It’s a fantastic sport and I loved the feeling of flipping and twisting while controlling my body in space. It’s definitely a young persons sport as it’s very hard on the body and injuries are very common. That’s one of the reasons why Oksana Chusovitina competing in the last Olympics at age 41 is unbelievable.
Edit: great. Now I’m sucked into a YouTube black hole looking for gymnastics vids.
You want to see some insane shit check this out (turn sound off unless you like 80’s hair band rock)
If it can’t be measured, weighed, timed or otherwise quantitatively assessed, I personally don’t consider it to be a conventional sport. But that’s just my personal semantics. People can define sports any way they want. I don’t care.

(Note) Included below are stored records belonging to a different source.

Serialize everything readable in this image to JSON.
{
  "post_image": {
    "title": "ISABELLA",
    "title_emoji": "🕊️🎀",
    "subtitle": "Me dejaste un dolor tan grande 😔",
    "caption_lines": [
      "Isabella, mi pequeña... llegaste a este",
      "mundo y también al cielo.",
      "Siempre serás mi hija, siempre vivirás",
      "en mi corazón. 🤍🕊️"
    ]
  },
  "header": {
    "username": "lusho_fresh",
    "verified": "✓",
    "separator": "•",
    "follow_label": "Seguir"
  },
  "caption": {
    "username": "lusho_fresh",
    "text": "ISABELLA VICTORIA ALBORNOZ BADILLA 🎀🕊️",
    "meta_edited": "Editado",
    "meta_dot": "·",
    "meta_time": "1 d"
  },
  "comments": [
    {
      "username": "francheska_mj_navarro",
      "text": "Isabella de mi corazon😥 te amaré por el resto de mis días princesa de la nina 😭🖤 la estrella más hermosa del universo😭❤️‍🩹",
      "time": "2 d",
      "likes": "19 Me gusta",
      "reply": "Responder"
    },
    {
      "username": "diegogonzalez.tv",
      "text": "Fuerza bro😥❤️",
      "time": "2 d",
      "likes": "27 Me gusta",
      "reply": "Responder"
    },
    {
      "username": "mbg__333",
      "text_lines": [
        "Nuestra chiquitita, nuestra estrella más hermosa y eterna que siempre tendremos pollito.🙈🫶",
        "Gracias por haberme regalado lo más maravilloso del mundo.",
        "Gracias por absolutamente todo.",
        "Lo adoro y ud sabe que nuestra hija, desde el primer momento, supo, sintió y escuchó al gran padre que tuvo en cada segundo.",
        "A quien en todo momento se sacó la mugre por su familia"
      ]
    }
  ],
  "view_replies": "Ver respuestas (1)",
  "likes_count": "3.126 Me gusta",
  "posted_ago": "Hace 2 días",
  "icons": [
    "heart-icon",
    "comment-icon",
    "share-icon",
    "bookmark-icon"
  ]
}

I also couldn’t give a toss about whether-or-not these activities are in the cesspool of personal, political and corporate corruption, and self-dealing that is the olympics.
Origins of gymnastics goes back to Ancient Greece as training for battle. It’s one of the original Olympic sports. There’s always been an element of artistry involved so it requires some degree of subjective measurement in scoring. However, there are strict guidelines for judges just like any other sport. It’s not just looking pretty or dancing well that gets the high scores.

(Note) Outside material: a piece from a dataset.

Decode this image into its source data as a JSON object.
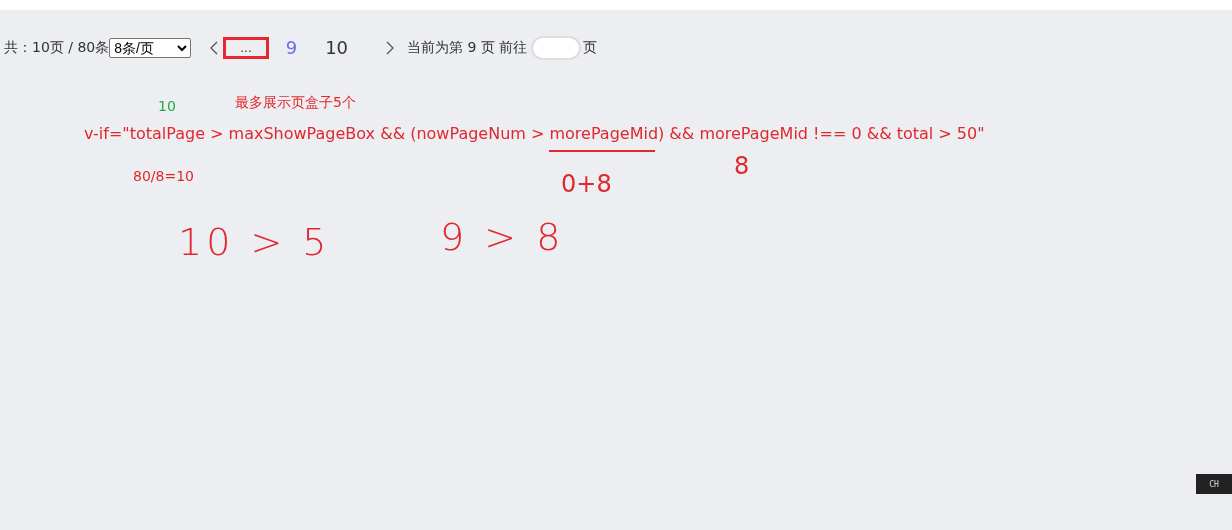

And I challenge anyone to attempt these moves and not appreciate the absolute athleticism involved.
We used to challenge the wrestling team who practiced next door and thought they were hot shit to try just a simple muscle up on the rings (to go from hanging below to supporting yourself above the rings using nothing but arm strength). None could ever manage it while I’d have to do this move dozens of times each practice.

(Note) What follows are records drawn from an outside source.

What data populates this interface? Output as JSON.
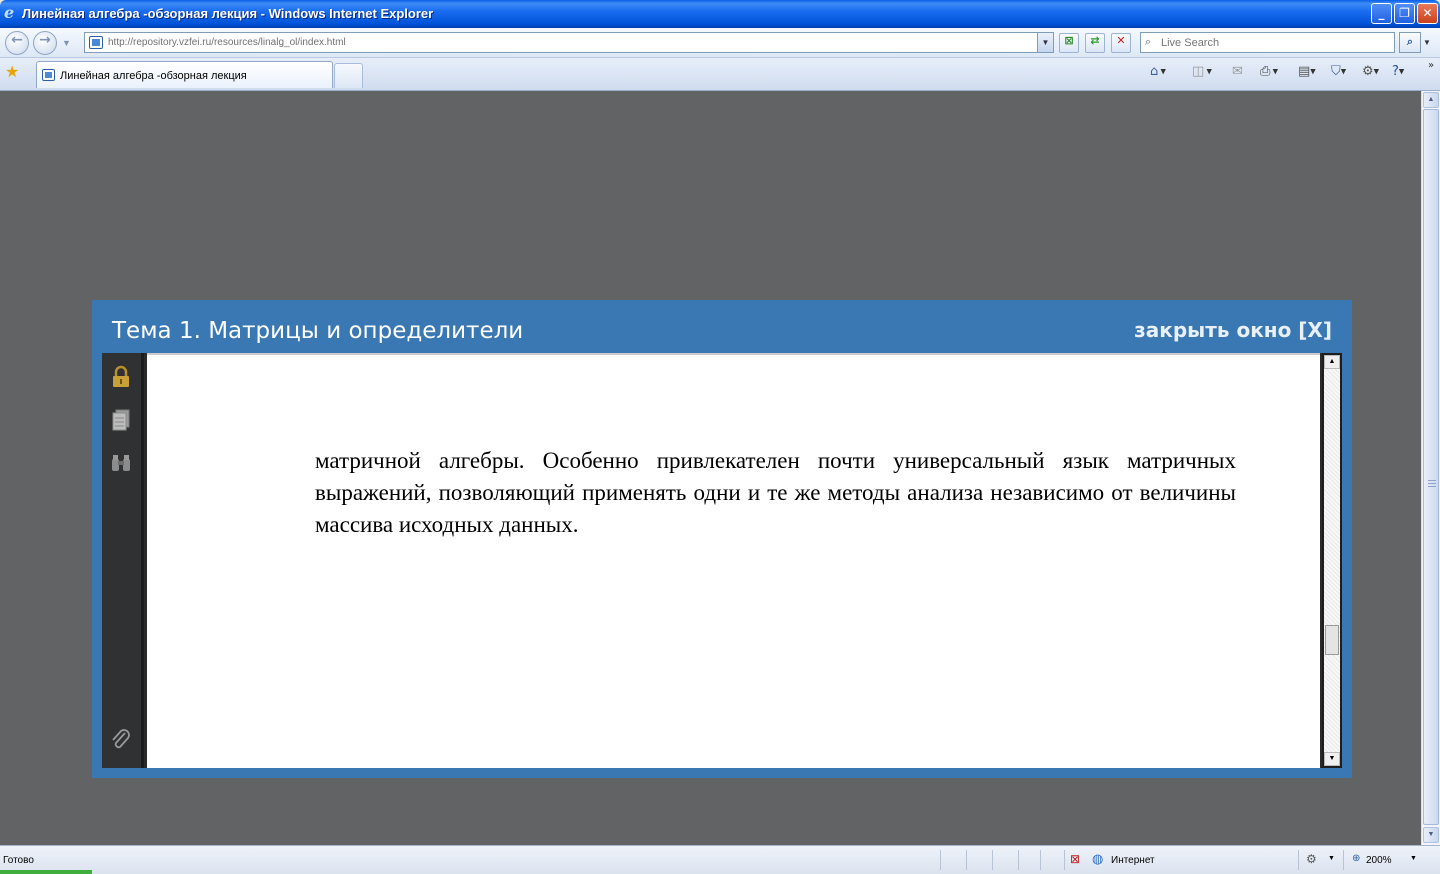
{
  "window": {
    "title": "Линейная алгебра -обзорная лекция - Windows Internet Explorer",
    "minimize_glyph": "_",
    "maximize_glyph": "❐",
    "close_glyph": "✕"
  },
  "address_bar": {
    "url": "http://repository.vzfei.ru/resources/linalg_ol/index.html",
    "search_placeholder": "Live Search"
  },
  "tabs": [
    {
      "label": "Линейная алгебра -обзорная лекция",
      "active": true
    }
  ],
  "modal": {
    "title": "Тема 1. Матрицы и определители",
    "close_label": "закрыть окно [X]"
  },
  "document": {
    "paragraph": "матричной алгебры. Особенно привлекателен почти универсальный язык матричных выражений, позволяющий применять одни и те же методы анализа независимо от величины массива исходных данных."
  },
  "status_bar": {
    "status": "Готово",
    "zone": "Интернет",
    "zoom": "200%"
  },
  "colors": {
    "modal_frame": "#3a78b4",
    "page_background": "#626365",
    "reader_sidebar": "#303132"
  },
  "icons": {
    "sidebar": [
      "lock-icon",
      "pages-icon",
      "find-icon",
      "attachment-icon"
    ],
    "command_bar": [
      "home-icon",
      "feeds-icon",
      "read-mail-icon",
      "print-icon",
      "page-icon",
      "safety-icon",
      "tools-icon",
      "help-icon"
    ]
  }
}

I hopefully don’t underestimate how fantastic and hard this stuff is to do. To be world-class at any human endeavour takes commitment and talent beyond belief. I generally contend that you have to actually try a sport seriously to truly understand the level of the world-class competitors. That’s likely true here, too. No matter what sport, it takes full-time commitment and some serious talent.
Maybe I don’t have any inkling of how hard gymnastics is. Nevertheless it is truly impressive. (Just not to my taste as a spectator - too much poncing and wiggling in the case of the women’s floor routine.)
So many complaints about “judged” sports… how subjective it all is, unlike sprinting (which, until recently, had judges determine if a runner left the blocks early) or other “quantifiable” sports. The level of judging seems to be highly subjective. Balls & strikes in baseball? Unsportsmanlike conduct? Basketball fouls? At what point does judgement become too much?
Give me a break with this. It was a flawless routine with some pep and personality. Your comments–intended to diminish the woman’s accomplishment–suggest at best some pure pettiness, at worst… well, politeness, even in this company, prevents me saying.
Indeed it was. And despite your flawed interpretation, my comments were not intended to diminish her amazing gymnastic accomplishment, which I applaud (all the more for once having practised some of those moves in my youth). And given this was not my intent, I do not believe it is petty to point out how much of women’s gymnastic floor routines are focused on what you euphemistically call ‘pep and personality’ and that this is the flaw in women’s gymnastics as a ‘sport’. The whoops and hollers for some of the non-technical moves were as strong as for the really amazing gymnastic feats. Being a good ‘dancer’ and somehow having ‘personality’ are important pre-requisites for gymnastic success, if you are a woman doing a floor routine. I prefer it when it is a more ‘technical’ discipline. That’s all. And yeah, that’s just my opinion.